- Exercise aim -
Count the lines that contain the string "title" in the records beneath, and respond with the number only.

- Provided material -
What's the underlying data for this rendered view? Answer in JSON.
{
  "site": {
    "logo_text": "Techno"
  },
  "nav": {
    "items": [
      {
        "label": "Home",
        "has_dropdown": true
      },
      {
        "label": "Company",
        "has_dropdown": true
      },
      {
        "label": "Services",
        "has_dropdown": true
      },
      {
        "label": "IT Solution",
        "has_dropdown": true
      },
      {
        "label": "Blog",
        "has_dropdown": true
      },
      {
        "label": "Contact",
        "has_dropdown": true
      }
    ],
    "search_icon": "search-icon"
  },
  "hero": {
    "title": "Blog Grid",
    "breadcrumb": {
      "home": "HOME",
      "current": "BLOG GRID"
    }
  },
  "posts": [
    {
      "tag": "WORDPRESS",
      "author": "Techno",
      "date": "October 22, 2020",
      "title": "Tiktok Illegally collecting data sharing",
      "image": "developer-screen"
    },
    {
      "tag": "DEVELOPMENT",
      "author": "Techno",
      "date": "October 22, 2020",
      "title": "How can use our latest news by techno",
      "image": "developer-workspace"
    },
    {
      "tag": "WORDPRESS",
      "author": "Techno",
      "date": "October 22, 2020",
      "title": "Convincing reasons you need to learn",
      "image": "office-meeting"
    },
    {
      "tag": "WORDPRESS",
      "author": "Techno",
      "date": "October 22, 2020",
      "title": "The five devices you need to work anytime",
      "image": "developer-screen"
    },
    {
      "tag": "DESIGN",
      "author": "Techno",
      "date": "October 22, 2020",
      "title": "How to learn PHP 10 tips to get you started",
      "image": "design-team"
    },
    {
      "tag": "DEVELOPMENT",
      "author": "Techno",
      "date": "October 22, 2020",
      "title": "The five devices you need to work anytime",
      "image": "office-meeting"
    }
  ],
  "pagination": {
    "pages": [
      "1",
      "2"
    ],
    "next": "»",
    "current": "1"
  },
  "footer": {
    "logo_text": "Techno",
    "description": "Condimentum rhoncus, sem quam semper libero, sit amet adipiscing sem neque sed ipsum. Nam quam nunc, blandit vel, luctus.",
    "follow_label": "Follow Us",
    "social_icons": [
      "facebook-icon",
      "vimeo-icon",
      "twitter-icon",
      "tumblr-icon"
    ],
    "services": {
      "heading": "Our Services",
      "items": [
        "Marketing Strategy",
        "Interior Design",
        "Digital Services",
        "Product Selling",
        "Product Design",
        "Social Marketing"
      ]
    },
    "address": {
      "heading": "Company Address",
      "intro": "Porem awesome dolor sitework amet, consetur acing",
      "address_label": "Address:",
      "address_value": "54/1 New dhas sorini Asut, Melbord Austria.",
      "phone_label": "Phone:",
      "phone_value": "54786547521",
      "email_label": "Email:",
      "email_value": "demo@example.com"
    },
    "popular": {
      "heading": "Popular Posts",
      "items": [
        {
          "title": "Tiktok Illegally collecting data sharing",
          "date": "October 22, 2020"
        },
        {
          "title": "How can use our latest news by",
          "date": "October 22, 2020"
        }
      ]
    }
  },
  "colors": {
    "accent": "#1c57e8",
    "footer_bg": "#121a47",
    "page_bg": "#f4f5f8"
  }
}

- Result of this exercise -
9